> _Task requirements_: Scan the records below for the word "JSON". Copy each line where it appears.

> _Data section_:
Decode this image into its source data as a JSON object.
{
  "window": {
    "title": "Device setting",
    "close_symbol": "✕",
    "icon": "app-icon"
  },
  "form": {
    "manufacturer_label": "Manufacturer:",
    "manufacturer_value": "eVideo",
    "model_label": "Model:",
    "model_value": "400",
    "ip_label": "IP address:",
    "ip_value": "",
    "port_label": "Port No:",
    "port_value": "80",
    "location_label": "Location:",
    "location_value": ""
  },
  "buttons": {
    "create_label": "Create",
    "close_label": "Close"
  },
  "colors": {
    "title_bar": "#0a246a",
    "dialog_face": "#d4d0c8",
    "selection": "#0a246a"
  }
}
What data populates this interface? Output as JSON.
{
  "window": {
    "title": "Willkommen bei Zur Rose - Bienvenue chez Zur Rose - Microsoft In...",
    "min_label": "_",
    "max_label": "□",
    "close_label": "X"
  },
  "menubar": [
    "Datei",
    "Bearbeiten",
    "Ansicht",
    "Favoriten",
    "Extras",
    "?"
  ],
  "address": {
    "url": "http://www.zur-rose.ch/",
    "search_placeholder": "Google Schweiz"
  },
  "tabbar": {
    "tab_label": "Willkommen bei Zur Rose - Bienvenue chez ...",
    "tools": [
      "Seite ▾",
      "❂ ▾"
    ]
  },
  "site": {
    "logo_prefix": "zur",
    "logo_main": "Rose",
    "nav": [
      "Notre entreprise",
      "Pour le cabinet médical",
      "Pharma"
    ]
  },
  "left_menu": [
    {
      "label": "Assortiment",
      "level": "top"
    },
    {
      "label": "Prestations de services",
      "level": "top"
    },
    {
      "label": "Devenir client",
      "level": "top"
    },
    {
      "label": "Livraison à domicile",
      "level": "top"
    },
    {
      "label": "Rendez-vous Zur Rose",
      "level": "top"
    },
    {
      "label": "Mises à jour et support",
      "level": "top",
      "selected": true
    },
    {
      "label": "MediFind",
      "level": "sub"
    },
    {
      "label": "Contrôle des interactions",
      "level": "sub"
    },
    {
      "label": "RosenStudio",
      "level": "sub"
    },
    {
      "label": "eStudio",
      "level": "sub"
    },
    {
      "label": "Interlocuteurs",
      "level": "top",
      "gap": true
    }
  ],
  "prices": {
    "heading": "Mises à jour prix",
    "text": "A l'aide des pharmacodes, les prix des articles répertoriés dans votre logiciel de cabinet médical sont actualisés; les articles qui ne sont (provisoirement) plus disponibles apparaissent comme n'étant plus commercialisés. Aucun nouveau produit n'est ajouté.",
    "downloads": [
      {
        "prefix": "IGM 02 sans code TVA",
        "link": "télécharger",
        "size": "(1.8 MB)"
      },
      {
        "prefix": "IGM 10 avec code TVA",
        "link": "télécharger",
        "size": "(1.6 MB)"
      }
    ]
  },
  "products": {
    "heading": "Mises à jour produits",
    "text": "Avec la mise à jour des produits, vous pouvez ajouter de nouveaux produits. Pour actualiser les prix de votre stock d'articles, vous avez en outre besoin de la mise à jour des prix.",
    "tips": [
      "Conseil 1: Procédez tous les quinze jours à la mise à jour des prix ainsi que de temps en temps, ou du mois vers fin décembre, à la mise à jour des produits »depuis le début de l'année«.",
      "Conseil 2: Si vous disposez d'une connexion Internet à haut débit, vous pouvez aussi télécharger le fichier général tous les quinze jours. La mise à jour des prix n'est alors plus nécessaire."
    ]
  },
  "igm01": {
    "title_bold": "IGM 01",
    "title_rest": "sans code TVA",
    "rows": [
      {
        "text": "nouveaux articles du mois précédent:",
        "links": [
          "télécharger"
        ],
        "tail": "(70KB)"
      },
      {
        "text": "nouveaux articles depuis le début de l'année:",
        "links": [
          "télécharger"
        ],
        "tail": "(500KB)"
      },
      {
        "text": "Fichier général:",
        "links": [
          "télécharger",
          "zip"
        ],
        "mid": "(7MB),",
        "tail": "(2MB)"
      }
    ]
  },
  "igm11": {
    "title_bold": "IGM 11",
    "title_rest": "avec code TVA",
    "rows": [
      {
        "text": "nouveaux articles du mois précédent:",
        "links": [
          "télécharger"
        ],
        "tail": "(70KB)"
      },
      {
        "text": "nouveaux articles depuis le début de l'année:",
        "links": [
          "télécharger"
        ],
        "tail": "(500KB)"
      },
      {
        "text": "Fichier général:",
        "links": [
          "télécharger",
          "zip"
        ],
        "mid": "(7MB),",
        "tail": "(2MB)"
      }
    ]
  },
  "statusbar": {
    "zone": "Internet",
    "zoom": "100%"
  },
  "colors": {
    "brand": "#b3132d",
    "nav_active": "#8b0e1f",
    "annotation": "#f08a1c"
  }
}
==
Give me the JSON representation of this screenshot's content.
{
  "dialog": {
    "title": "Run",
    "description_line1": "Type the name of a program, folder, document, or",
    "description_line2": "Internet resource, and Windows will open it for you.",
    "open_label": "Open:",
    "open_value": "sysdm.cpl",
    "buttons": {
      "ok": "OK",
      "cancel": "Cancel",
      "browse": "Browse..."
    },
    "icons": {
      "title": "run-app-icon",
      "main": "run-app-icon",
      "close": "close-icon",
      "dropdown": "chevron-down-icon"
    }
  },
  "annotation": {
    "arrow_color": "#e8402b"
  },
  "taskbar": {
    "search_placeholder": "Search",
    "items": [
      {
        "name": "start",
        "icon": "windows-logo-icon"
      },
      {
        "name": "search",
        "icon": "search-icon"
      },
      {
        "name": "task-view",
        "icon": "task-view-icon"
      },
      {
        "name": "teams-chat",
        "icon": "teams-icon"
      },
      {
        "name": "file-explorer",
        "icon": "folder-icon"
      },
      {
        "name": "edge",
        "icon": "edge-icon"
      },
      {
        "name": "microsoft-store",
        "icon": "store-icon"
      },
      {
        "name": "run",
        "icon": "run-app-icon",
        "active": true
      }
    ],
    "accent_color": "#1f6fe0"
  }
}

> _Answer section_:
Decode this image into its source data as a JSON object.
What data populates this interface? Output as JSON.
Give me the JSON representation of this screenshot's content.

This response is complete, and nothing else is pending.